:: SUPPLIED RECORDS
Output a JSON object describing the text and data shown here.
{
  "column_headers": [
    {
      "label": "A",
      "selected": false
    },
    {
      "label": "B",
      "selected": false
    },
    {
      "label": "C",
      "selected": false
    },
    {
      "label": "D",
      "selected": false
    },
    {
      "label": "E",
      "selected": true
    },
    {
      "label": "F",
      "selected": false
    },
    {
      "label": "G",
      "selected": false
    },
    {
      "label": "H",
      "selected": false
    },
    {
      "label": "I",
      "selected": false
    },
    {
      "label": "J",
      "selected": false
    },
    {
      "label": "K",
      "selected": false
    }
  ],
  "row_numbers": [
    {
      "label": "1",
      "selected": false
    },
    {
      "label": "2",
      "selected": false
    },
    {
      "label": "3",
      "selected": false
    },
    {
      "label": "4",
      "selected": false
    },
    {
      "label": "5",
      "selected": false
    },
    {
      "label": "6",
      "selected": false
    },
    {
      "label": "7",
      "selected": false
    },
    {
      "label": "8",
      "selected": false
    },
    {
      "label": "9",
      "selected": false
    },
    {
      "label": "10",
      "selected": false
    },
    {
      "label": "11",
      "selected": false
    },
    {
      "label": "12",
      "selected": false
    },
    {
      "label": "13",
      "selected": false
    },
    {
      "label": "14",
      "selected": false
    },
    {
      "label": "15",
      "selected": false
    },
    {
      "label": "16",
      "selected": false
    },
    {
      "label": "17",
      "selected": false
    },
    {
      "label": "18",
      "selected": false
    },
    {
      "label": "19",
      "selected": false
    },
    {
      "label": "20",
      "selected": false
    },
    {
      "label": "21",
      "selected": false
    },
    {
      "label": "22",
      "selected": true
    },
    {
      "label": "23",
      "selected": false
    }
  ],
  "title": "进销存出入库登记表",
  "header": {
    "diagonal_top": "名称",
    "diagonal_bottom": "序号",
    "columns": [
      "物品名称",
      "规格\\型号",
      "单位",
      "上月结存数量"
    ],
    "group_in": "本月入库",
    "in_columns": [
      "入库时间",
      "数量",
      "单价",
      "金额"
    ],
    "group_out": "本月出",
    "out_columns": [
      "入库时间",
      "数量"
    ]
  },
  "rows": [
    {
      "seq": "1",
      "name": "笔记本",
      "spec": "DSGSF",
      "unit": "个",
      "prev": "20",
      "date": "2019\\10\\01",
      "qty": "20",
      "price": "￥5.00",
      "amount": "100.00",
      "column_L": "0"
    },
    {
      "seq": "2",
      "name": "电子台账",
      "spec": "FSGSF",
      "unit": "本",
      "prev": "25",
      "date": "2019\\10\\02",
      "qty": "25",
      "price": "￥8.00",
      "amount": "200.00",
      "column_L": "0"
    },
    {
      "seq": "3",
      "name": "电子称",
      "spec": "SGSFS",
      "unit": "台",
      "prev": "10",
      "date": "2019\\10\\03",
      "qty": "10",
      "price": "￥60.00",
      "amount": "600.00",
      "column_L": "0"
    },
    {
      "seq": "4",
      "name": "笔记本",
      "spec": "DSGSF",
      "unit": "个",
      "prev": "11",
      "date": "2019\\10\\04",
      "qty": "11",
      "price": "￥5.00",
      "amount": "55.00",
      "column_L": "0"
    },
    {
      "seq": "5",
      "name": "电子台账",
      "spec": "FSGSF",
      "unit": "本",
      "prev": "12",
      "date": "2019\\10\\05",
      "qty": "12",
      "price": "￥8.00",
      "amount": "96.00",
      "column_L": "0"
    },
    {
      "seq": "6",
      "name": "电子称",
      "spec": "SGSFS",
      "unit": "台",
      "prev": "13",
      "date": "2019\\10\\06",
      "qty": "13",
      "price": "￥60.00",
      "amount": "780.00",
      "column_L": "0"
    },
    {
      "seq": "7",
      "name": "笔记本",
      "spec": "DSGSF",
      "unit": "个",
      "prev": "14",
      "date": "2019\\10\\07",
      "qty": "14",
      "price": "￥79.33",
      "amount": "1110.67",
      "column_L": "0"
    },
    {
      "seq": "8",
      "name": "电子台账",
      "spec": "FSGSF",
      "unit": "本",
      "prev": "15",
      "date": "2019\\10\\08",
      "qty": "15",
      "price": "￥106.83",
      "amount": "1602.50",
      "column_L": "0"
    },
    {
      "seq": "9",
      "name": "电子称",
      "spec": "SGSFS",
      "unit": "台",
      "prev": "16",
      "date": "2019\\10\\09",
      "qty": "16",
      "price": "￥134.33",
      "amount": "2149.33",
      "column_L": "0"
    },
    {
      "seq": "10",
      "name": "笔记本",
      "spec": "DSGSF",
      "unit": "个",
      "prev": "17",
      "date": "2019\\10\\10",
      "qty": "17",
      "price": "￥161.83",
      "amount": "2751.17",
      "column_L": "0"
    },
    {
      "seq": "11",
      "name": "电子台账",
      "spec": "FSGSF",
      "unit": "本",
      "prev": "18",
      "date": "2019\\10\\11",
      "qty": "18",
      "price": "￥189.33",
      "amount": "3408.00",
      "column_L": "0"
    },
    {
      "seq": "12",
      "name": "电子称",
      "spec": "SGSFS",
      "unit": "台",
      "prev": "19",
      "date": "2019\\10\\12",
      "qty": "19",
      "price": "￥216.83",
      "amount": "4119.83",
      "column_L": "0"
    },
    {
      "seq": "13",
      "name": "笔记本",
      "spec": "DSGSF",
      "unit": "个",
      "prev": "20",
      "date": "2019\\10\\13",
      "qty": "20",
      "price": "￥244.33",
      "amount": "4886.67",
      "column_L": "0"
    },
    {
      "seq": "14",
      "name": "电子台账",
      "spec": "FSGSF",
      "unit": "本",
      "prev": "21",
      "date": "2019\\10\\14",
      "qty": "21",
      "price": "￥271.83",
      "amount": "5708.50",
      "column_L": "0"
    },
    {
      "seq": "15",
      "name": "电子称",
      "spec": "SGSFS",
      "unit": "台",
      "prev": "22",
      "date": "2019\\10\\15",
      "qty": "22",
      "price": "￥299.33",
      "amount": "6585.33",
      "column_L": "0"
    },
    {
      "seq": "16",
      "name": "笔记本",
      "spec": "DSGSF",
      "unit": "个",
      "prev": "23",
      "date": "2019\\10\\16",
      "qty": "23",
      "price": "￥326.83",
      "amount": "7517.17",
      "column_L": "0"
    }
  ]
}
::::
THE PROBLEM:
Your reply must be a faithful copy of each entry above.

ANSWER:
Output a JSON object describing the text and data shown here.
{
  "column_headers": [
    {
      "label": "A",
      "selected": false
    },
    {
      "label": "B",
      "selected": false
    },
    {
      "label": "C",
      "selected": false
    },
    {
      "label": "D",
      "selected": false
    },
    {
      "label": "E",
      "selected": true
    },
    {
      "label": "F",
      "selected": false
    },
    {
      "label": "G",
      "selected": false
    },
    {
      "label": "H",
      "selected": false
    },
    {
      "label": "I",
      "selected": false
    },
    {
      "label": "J",
      "selected": false
    },
    {
      "label": "K",
      "selected": false
    }
  ],
  "row_numbers": [
    {
      "label": "1",
      "selected": false
    },
    {
      "label": "2",
      "selected": false
    },
    {
      "label": "3",
      "selected": false
    },
    {
      "label": "4",
      "selected": false
    },
    {
      "label": "5",
      "selected": false
    },
    {
      "label": "6",
      "selected": false
    },
    {
      "label": "7",
      "selected": false
    },
    {
      "label": "8",
      "selected": false
    },
    {
      "label": "9",
      "selected": false
    },
    {
      "label": "10",
      "selected": false
    },
    {
      "label": "11",
      "selected": false
    },
    {
      "label": "12",
      "selected": false
    },
    {
      "label": "13",
      "selected": false
    },
    {
      "label": "14",
      "selected": false
    },
    {
      "label": "15",
      "selected": false
    },
    {
      "label": "16",
      "selected": false
    },
    {
      "label": "17",
      "selected": false
    },
    {
      "label": "18",
      "selected": false
    },
    {
      "label": "19",
      "selected": false
    },
    {
      "label": "20",
      "selected": false
    },
    {
      "label": "21",
      "selected": false
    },
    {
      "label": "22",
      "selected": true
    },
    {
      "label": "23",
      "selected": false
    }
  ],
  "title": "进销存出入库登记表",
  "header": {
    "diagonal_top": "名称",
    "diagonal_bottom": "序号",
    "columns": [
      "物品名称",
      "规格\\型号",
      "单位",
      "上月结存数量"
    ],
    "group_in": "本月入库",
    "in_columns": [
      "入库时间",
      "数量",
      "单价",
      "金额"
    ],
    "group_out": "本月出",
    "out_columns": [
      "入库时间",
      "数量"
    ]
  },
  "rows": [
    {
      "seq": "1",
      "name": "笔记本",
      "spec": "DSGSF",
      "unit": "个",
      "prev": "20",
      "date": "2019\\10\\01",
      "qty": "20",
      "price": "￥5.00",
      "amount": "100.00",
      "column_L": "0"
    },
    {
      "seq": "2",
      "name": "电子台账",
      "spec": "FSGSF",
      "unit": "本",
      "prev": "25",
      "date": "2019\\10\\02",
      "qty": "25",
      "price": "￥8.00",
      "amount": "200.00",
      "column_L": "0"
    },
    {
      "seq": "3",
      "name": "电子称",
      "spec": "SGSFS",
      "unit": "台",
      "prev": "10",
      "date": "2019\\10\\03",
      "qty": "10",
      "price": "￥60.00",
      "amount": "600.00",
      "column_L": "0"
    },
    {
      "seq": "4",
      "name": "笔记本",
      "spec": "DSGSF",
      "unit": "个",
      "prev": "11",
      "date": "2019\\10\\04",
      "qty": "11",
      "price": "￥5.00",
      "amount": "55.00",
      "column_L": "0"
    },
    {
      "seq": "5",
      "name": "电子台账",
      "spec": "FSGSF",
      "unit": "本",
      "prev": "12",
      "date": "2019\\10\\05",
      "qty": "12",
      "price": "￥8.00",
      "amount": "96.00",
      "column_L": "0"
    },
    {
      "seq": "6",
      "name": "电子称",
      "spec": "SGSFS",
      "unit": "台",
      "prev": "13",
      "date": "2019\\10\\06",
      "qty": "13",
      "price": "￥60.00",
      "amount": "780.00",
      "column_L": "0"
    },
    {
      "seq": "7",
      "name": "笔记本",
      "spec": "DSGSF",
      "unit": "个",
      "prev": "14",
      "date": "2019\\10\\07",
      "qty": "14",
      "price": "￥79.33",
      "amount": "1110.67",
      "column_L": "0"
    },
    {
      "seq": "8",
      "name": "电子台账",
      "spec": "FSGSF",
      "unit": "本",
      "prev": "15",
      "date": "2019\\10\\08",
      "qty": "15",
      "price": "￥106.83",
      "amount": "1602.50",
      "column_L": "0"
    },
    {
      "seq": "9",
      "name": "电子称",
      "spec": "SGSFS",
      "unit": "台",
      "prev": "16",
      "date": "2019\\10\\09",
      "qty": "16",
      "price": "￥134.33",
      "amount": "2149.33",
      "column_L": "0"
    },
    {
      "seq": "10",
      "name": "笔记本",
      "spec": "DSGSF",
      "unit": "个",
      "prev": "17",
      "date": "2019\\10\\10",
      "qty": "17",
      "price": "￥161.83",
      "amount": "2751.17",
      "column_L": "0"
    },
    {
      "seq": "11",
      "name": "电子台账",
      "spec": "FSGSF",
      "unit": "本",
      "prev": "18",
      "date": "2019\\10\\11",
      "qty": "18",
      "price": "￥189.33",
      "amount": "3408.00",
      "column_L": "0"
    },
    {
      "seq": "12",
      "name": "电子称",
      "spec": "SGSFS",
      "unit": "台",
      "prev": "19",
      "date": "2019\\10\\12",
      "qty": "19",
      "price": "￥216.83",
      "amount": "4119.83",
      "column_L": "0"
    },
    {
      "seq": "13",
      "name": "笔记本",
      "spec": "DSGSF",
      "unit": "个",
      "prev": "20",
      "date": "2019\\10\\13",
      "qty": "20",
      "price": "￥244.33",
      "amount": "4886.67",
      "column_L": "0"
    },
    {
      "seq": "14",
      "name": "电子台账",
      "spec": "FSGSF",
      "unit": "本",
      "prev": "21",
      "date": "2019\\10\\14",
      "qty": "21",
      "price": "￥271.83",
      "amount": "5708.50",
      "column_L": "0"
    },
    {
      "seq": "15",
      "name": "电子称",
      "spec": "SGSFS",
      "unit": "台",
      "prev": "22",
      "date": "2019\\10\\15",
      "qty": "22",
      "price": "￥299.33",
      "amount": "6585.33",
      "column_L": "0"
    },
    {
      "seq": "16",
      "name": "笔记本",
      "spec": "DSGSF",
      "unit": "个",
      "prev": "23",
      "date": "2019\\10\\16",
      "qty": "23",
      "price": "￥326.83",
      "amount": "7517.17",
      "column_L": "0"
    }
  ]
}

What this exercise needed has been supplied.